§ Goal of the exercise
Carry over every entry exactly as written, though not the pictures it contains.

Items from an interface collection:
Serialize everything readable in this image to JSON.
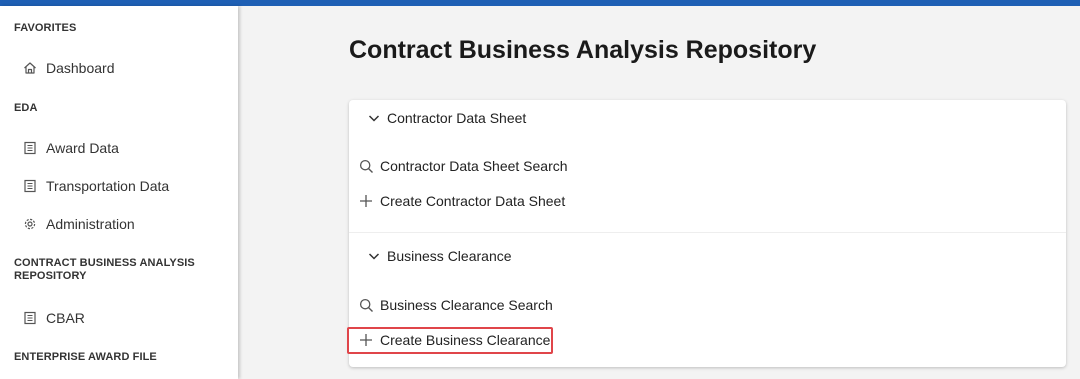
{
  "sidebar": {
    "sections": [
      {
        "title": "FAVORITES",
        "items": [
          {
            "label": "Dashboard",
            "icon": "home-icon"
          }
        ]
      },
      {
        "title": "EDA",
        "items": [
          {
            "label": "Award Data",
            "icon": "document-icon"
          },
          {
            "label": "Transportation Data",
            "icon": "document-icon"
          },
          {
            "label": "Administration",
            "icon": "gear-icon"
          }
        ]
      },
      {
        "title": "CONTRACT BUSINESS ANALYSIS REPOSITORY",
        "items": [
          {
            "label": "CBAR",
            "icon": "document-icon"
          }
        ]
      },
      {
        "title": "ENTERPRISE AWARD FILE",
        "items": []
      }
    ]
  },
  "main": {
    "title": "Contract Business Analysis Repository",
    "groups": [
      {
        "label": "Contractor Data Sheet",
        "actions": [
          {
            "label": "Contractor Data Sheet Search",
            "icon": "search-icon"
          },
          {
            "label": "Create Contractor Data Sheet",
            "icon": "plus-icon"
          }
        ]
      },
      {
        "label": "Business Clearance",
        "actions": [
          {
            "label": "Business Clearance Search",
            "icon": "search-icon"
          },
          {
            "label": "Create Business Clearance",
            "icon": "plus-icon"
          }
        ]
      }
    ]
  },
  "colors": {
    "top_bar": "#1e5fb4",
    "highlight_border": "#e0454a",
    "background": "#f3f3f3"
  }
}
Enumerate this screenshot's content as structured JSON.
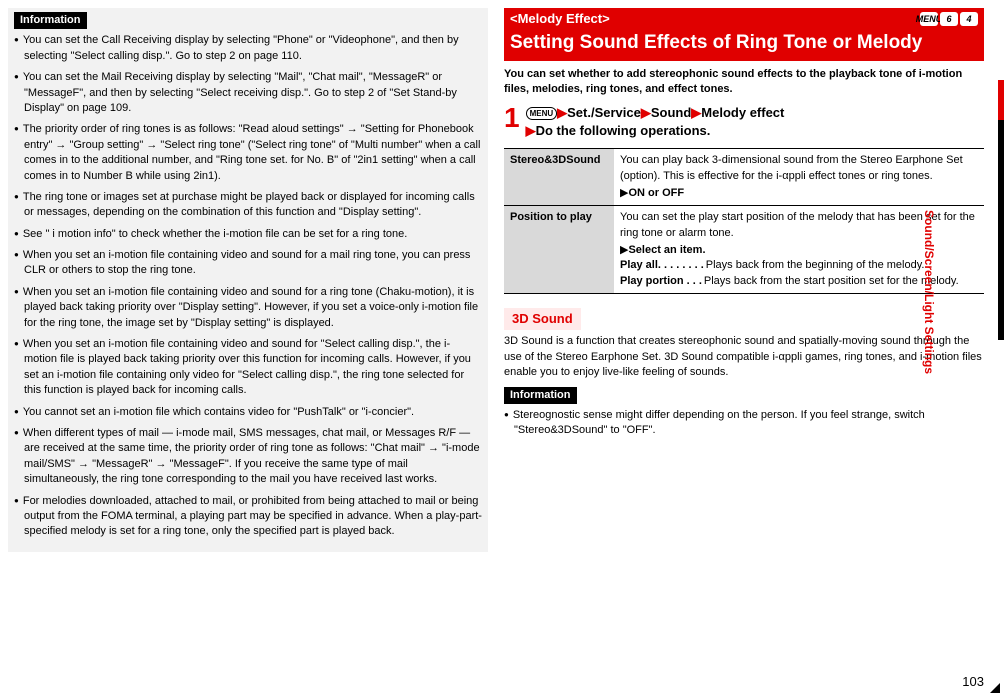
{
  "left": {
    "info_header": "Information",
    "bullets": [
      "You can set the Call Receiving display by selecting \"Phone\" or \"Videophone\", and then by selecting \"Select calling disp.\". Go to step 2 on page 110.",
      "You can set the Mail Receiving display by selecting \"Mail\", \"Chat mail\", \"MessageR\" or \"MessageF\", and then by selecting \"Select receiving disp.\". Go to step 2 of \"Set Stand-by Display\" on page 109.",
      "The priority order of ring tones is as follows: \"Read aloud settings\" → \"Setting for Phonebook entry\" → \"Group setting\" → \"Select ring tone\" (\"Select ring tone\" of \"Multi number\" when a call comes in to the additional number, and \"Ring tone set. for No. B\" of \"2in1 setting\" when a call comes in to Number B while using 2in1).",
      "The ring tone or images set at purchase might be played back or displayed for incoming calls or messages, depending on the combination of this function and \"Display setting\".",
      "See \" i motion info\" to check whether the i-motion file can be set for a ring tone.",
      "When you set an i-motion file containing video and sound for a mail ring tone, you can press CLR or others to stop the ring tone.",
      "When you set an i-motion file containing video and sound for a ring tone (Chaku-motion), it is played back taking priority over \"Display setting\". However, if you set a voice-only i-motion file for the ring tone, the image set by \"Display setting\" is displayed.",
      "When you set an i-motion file containing video and sound for \"Select calling disp.\", the i-motion file is played back taking priority over this function for incoming calls. However, if you set an i-motion file containing only video for \"Select calling disp.\", the ring tone selected for this function is played back for incoming calls.",
      "You cannot set an i-motion file which contains video for \"PushTalk\" or \"i-concier\".",
      "When different types of mail — i-mode mail, SMS messages, chat mail, or Messages R/F — are received at the same time, the priority order of ring tone as follows: \"Chat mail\" → \"i-mode mail/SMS\" → \"MessageR\" → \"MessageF\". If you receive the same type of mail simultaneously, the ring tone corresponding to the mail you have received last works.",
      "For melodies downloaded, attached to mail, or prohibited from being attached to mail or being output from the FOMA terminal, a playing part may be specified in advance. When a play-part-specified melody is set for a ring tone, only the specified part is played back."
    ]
  },
  "right": {
    "section_tag": "<Melody Effect>",
    "icons": [
      "MENU",
      "6",
      "4"
    ],
    "section_title": "Setting Sound Effects of Ring Tone or Melody",
    "lead": "You can set whether to add stereophonic sound effects to the playback tone of i-motion files, melodies, ring tones, and effect tones.",
    "step_num": "1",
    "menu_icon": "MENU",
    "step_line1_a": "Set./Service",
    "step_line1_b": "Sound",
    "step_line1_c": "Melody effect",
    "step_line2": "Do the following operations.",
    "table": [
      {
        "label": "Stereo&3DSound",
        "desc": "You can play back 3-dimensional sound from the Stereo Earphone Set (option). This is effective for the i-αppli effect tones or ring tones.",
        "action": "ON or OFF"
      },
      {
        "label": "Position to play",
        "desc": "You can set the play start position of the melody that has been set for the ring tone or alarm tone.",
        "action": "Select an item.",
        "opts": [
          {
            "name": "Play all",
            "dots": ". . . . . . . .",
            "text": "Plays back from the beginning of the melody."
          },
          {
            "name": "Play portion",
            "dots": " . . .",
            "text": "Plays back from the start position set for the melody."
          }
        ]
      }
    ],
    "sub_heading": "3D Sound",
    "sub_body": "3D Sound is a function that creates stereophonic sound and spatially-moving sound through the use of the Stereo Earphone Set. 3D Sound compatible i-αppli games, ring tones, and i-motion files enable you to enjoy live-like feeling of sounds.",
    "info_header": "Information",
    "info_bullet": "Stereognostic sense might differ depending on the person. If you feel strange, switch \"Stereo&3DSound\" to \"OFF\"."
  },
  "side_tab": "Sound/Screen/Light Settings",
  "page_number": "103"
}
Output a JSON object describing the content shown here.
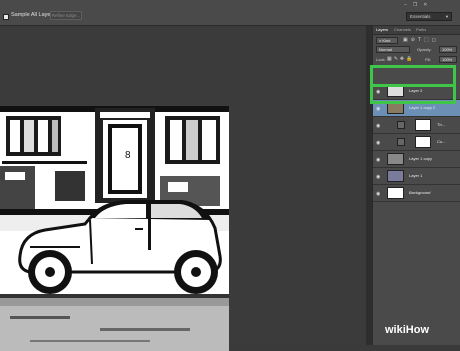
{
  "options_bar": {
    "sample_all_layers": "Sample All Layers",
    "refine_edge": "Refine Edge...",
    "workspace": "Essentials"
  },
  "panel": {
    "tabs": [
      "Layers",
      "Channels",
      "Paths"
    ],
    "kind_label": "Kind",
    "blend_mode": "Normal",
    "opacity_label": "Opacity:",
    "opacity_value": "100%",
    "lock_label": "Lock:",
    "fill_label": "Fill:",
    "fill_value": "100%"
  },
  "layers": [
    {
      "name": "Layer 2",
      "selected": false,
      "kind": "pixel"
    },
    {
      "name": "Layer 1 copy 2",
      "selected": true,
      "kind": "pixel"
    },
    {
      "name": "Th...",
      "selected": false,
      "kind": "adjustment"
    },
    {
      "name": "Cu...",
      "selected": false,
      "kind": "adjustment"
    },
    {
      "name": "Layer 1 copy",
      "selected": false,
      "kind": "pixel"
    },
    {
      "name": "Layer 1",
      "selected": false,
      "kind": "pixel"
    },
    {
      "name": "Background",
      "selected": false,
      "kind": "background"
    }
  ],
  "watermark": {
    "brand": "wiki",
    "suffix": "How"
  },
  "colors": {
    "selection": "#6b8fb5",
    "highlight": "#3fc548"
  }
}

§ Task response
Serialize everything readable in this image to JSON.
{
  "sidebar": {
    "sections": [
      {
        "title": "FAVORITES",
        "items": [
          {
            "label": "Dashboard",
            "icon": "home-icon"
          }
        ]
      },
      {
        "title": "EDA",
        "items": [
          {
            "label": "Award Data",
            "icon": "document-icon"
          },
          {
            "label": "Transportation Data",
            "icon": "document-icon"
          },
          {
            "label": "Administration",
            "icon": "gear-icon"
          }
        ]
      },
      {
        "title": "CONTRACT BUSINESS ANALYSIS REPOSITORY",
        "items": [
          {
            "label": "CBAR",
            "icon": "document-icon"
          }
        ]
      },
      {
        "title": "ENTERPRISE AWARD FILE",
        "items": []
      }
    ]
  },
  "main": {
    "title": "Contract Business Analysis Repository",
    "groups": [
      {
        "label": "Contractor Data Sheet",
        "actions": [
          {
            "label": "Contractor Data Sheet Search",
            "icon": "search-icon"
          },
          {
            "label": "Create Contractor Data Sheet",
            "icon": "plus-icon"
          }
        ]
      },
      {
        "label": "Business Clearance",
        "actions": [
          {
            "label": "Business Clearance Search",
            "icon": "search-icon"
          },
          {
            "label": "Create Business Clearance",
            "icon": "plus-icon"
          }
        ]
      }
    ]
  },
  "colors": {
    "top_bar": "#1e5fb4",
    "highlight_border": "#e0454a",
    "background": "#f3f3f3"
  }
}
Enumerate this screenshot's content as structured JSON.
{
  "left": {
    "info_header": "Information",
    "bullets": [
      "You can set the Call Receiving display by selecting \"Phone\" or \"Videophone\", and then by selecting \"Select calling disp.\". Go to step 2 on page 110.",
      "You can set the Mail Receiving display by selecting \"Mail\", \"Chat mail\", \"MessageR\" or \"MessageF\", and then by selecting \"Select receiving disp.\". Go to step 2 of \"Set Stand-by Display\" on page 109.",
      "The priority order of ring tones is as follows: \"Read aloud settings\" → \"Setting for Phonebook entry\" → \"Group setting\" → \"Select ring tone\" (\"Select ring tone\" of \"Multi number\" when a call comes in to the additional number, and \"Ring tone set. for No. B\" of \"2in1 setting\" when a call comes in to Number B while using 2in1).",
      "The ring tone or images set at purchase might be played back or displayed for incoming calls or messages, depending on the combination of this function and \"Display setting\".",
      "See \" i motion info\" to check whether the i-motion file can be set for a ring tone.",
      "When you set an i-motion file containing video and sound for a mail ring tone, you can press CLR or others to stop the ring tone.",
      "When you set an i-motion file containing video and sound for a ring tone (Chaku-motion), it is played back taking priority over \"Display setting\". However, if you set a voice-only i-motion file for the ring tone, the image set by \"Display setting\" is displayed.",
      "When you set an i-motion file containing video and sound for \"Select calling disp.\", the i-motion file is played back taking priority over this function for incoming calls. However, if you set an i-motion file containing only video for \"Select calling disp.\", the ring tone selected for this function is played back for incoming calls.",
      "You cannot set an i-motion file which contains video for \"PushTalk\" or \"i-concier\".",
      "When different types of mail — i-mode mail, SMS messages, chat mail, or Messages R/F — are received at the same time, the priority order of ring tone as follows: \"Chat mail\" → \"i-mode mail/SMS\" → \"MessageR\" → \"MessageF\". If you receive the same type of mail simultaneously, the ring tone corresponding to the mail you have received last works.",
      "For melodies downloaded, attached to mail, or prohibited from being attached to mail or being output from the FOMA terminal, a playing part may be specified in advance. When a play-part-specified melody is set for a ring tone, only the specified part is played back."
    ]
  },
  "right": {
    "section_tag": "<Melody Effect>",
    "icons": [
      "MENU",
      "6",
      "4"
    ],
    "section_title": "Setting Sound Effects of Ring Tone or Melody",
    "lead": "You can set whether to add stereophonic sound effects to the playback tone of i-motion files, melodies, ring tones, and effect tones.",
    "step_num": "1",
    "menu_icon": "MENU",
    "step_line1_a": "Set./Service",
    "step_line1_b": "Sound",
    "step_line1_c": "Melody effect",
    "step_line2": "Do the following operations.",
    "table": [
      {
        "label": "Stereo&3DSound",
        "desc": "You can play back 3-dimensional sound from the Stereo Earphone Set (option). This is effective for the i-αppli effect tones or ring tones.",
        "action": "ON or OFF"
      },
      {
        "label": "Position to play",
        "desc": "You can set the play start position of the melody that has been set for the ring tone or alarm tone.",
        "action": "Select an item.",
        "opts": [
          {
            "name": "Play all",
            "dots": ". . . . . . . .",
            "text": "Plays back from the beginning of the melody."
          },
          {
            "name": "Play portion",
            "dots": " . . .",
            "text": "Plays back from the start position set for the melody."
          }
        ]
      }
    ],
    "sub_heading": "3D Sound",
    "sub_body": "3D Sound is a function that creates stereophonic sound and spatially-moving sound through the use of the Stereo Earphone Set. 3D Sound compatible i-αppli games, ring tones, and i-motion files enable you to enjoy live-like feeling of sounds.",
    "info_header": "Information",
    "info_bullet": "Stereognostic sense might differ depending on the person. If you feel strange, switch \"Stereo&3DSound\" to \"OFF\"."
  },
  "side_tab": "Sound/Screen/Light Settings",
  "page_number": "103"
}
Output a JSON object describing the content shown here.
{
  "options_bar": {
    "sample_all_layers": "Sample All Layers",
    "refine_edge": "Refine Edge...",
    "workspace": "Essentials"
  },
  "panel": {
    "tabs": [
      "Layers",
      "Channels",
      "Paths"
    ],
    "kind_label": "Kind",
    "blend_mode": "Normal",
    "opacity_label": "Opacity:",
    "opacity_value": "100%",
    "lock_label": "Lock:",
    "fill_label": "Fill:",
    "fill_value": "100%"
  },
  "layers": [
    {
      "name": "Layer 2",
      "selected": false,
      "kind": "pixel"
    },
    {
      "name": "Layer 1 copy 2",
      "selected": true,
      "kind": "pixel"
    },
    {
      "name": "Th...",
      "selected": false,
      "kind": "adjustment"
    },
    {
      "name": "Cu...",
      "selected": false,
      "kind": "adjustment"
    },
    {
      "name": "Layer 1 copy",
      "selected": false,
      "kind": "pixel"
    },
    {
      "name": "Layer 1",
      "selected": false,
      "kind": "pixel"
    },
    {
      "name": "Background",
      "selected": false,
      "kind": "background"
    }
  ],
  "watermark": {
    "brand": "wiki",
    "suffix": "How"
  },
  "colors": {
    "selection": "#6b8fb5",
    "highlight": "#3fc548"
  }
}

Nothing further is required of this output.